*Assignment:* This exercise calls for every line of the data below with the string "icon" in it.

*Data section:*
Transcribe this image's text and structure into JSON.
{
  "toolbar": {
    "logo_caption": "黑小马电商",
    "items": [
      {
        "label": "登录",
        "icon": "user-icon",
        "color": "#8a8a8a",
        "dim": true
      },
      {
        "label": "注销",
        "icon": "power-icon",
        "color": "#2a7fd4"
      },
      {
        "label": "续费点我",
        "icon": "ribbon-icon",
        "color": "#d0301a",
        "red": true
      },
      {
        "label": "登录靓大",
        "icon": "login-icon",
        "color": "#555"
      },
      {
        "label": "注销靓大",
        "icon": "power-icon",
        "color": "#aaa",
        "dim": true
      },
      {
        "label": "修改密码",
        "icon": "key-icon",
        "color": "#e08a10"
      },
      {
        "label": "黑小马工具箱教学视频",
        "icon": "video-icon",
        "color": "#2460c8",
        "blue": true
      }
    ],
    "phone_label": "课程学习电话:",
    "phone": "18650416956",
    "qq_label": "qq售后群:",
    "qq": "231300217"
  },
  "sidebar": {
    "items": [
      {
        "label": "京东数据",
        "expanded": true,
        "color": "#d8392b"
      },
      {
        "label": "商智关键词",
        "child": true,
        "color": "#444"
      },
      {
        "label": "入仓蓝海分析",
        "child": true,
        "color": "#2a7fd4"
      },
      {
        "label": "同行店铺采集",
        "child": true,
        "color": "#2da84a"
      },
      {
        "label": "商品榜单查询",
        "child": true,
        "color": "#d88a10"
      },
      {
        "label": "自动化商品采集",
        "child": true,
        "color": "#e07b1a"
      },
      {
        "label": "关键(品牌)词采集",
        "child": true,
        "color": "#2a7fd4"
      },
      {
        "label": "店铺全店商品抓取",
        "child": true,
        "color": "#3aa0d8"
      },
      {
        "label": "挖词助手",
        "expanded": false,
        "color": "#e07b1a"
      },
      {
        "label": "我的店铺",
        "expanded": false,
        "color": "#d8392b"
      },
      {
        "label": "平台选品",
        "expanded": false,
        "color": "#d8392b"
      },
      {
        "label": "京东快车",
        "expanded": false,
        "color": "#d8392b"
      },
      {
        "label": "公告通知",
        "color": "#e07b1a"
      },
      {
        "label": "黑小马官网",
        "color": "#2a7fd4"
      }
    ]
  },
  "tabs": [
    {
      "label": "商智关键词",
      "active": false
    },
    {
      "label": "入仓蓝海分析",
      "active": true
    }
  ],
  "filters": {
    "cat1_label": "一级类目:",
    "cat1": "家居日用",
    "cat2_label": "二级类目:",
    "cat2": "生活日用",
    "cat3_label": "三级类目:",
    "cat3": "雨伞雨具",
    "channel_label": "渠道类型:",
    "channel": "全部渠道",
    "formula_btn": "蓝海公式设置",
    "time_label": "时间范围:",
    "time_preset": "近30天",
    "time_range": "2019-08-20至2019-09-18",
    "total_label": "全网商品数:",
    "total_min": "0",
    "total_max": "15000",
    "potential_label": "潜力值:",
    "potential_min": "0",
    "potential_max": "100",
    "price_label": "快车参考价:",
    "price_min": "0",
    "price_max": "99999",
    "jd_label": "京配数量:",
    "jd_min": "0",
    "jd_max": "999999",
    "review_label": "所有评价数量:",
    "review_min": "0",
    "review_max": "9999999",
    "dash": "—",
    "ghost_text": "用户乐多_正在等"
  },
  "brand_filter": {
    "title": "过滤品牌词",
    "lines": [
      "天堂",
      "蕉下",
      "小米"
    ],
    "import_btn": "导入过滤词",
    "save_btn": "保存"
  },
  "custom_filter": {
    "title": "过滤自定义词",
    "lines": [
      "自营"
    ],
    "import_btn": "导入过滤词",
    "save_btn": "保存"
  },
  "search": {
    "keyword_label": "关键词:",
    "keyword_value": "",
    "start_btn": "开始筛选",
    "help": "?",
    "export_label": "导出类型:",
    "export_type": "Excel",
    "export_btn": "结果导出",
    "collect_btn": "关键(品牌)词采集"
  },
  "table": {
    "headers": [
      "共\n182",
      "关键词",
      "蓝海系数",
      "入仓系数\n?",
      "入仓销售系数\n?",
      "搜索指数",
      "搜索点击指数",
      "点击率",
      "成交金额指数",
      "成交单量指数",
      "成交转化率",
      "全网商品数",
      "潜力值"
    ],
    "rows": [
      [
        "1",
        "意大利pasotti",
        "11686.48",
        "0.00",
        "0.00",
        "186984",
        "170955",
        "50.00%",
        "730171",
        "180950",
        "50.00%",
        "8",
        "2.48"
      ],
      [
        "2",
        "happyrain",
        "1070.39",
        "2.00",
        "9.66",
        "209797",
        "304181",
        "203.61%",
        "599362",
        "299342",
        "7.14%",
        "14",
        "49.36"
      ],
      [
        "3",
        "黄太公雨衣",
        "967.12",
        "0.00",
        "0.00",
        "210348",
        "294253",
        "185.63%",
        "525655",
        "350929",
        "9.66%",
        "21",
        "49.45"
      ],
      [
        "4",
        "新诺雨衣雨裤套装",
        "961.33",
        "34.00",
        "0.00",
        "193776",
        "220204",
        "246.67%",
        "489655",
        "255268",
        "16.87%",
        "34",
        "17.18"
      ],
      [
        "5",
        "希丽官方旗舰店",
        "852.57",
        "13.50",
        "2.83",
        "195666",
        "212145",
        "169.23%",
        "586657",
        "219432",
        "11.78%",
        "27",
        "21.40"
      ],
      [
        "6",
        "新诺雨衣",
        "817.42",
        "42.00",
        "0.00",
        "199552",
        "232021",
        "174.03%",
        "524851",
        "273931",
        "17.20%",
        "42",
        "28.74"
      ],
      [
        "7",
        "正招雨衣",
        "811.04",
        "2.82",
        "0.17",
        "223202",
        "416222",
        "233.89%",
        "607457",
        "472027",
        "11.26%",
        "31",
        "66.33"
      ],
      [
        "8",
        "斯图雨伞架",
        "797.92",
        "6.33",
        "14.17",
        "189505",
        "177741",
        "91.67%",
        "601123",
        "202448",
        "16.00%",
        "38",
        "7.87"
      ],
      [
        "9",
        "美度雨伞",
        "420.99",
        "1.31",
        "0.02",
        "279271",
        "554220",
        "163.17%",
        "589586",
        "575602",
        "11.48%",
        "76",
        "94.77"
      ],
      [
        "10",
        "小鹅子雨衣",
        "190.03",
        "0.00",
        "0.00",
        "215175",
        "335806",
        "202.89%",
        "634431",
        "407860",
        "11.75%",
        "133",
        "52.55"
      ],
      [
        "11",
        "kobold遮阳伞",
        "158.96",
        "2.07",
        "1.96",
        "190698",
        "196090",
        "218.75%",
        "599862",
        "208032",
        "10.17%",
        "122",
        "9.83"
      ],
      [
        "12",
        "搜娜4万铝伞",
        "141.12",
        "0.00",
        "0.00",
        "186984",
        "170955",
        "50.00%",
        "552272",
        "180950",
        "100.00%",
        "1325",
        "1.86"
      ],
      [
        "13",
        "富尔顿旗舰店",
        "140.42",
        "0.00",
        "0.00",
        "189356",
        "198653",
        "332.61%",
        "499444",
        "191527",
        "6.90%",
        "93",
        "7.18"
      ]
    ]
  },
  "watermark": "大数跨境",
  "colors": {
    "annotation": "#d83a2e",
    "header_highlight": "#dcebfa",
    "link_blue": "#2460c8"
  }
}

*Response area:*
        "icon": "user-icon",
        "icon": "power-icon",
        "icon": "ribbon-icon",
        "icon": "login-icon",
        "icon": "power-icon",
        "icon": "key-icon",
        "icon": "video-icon",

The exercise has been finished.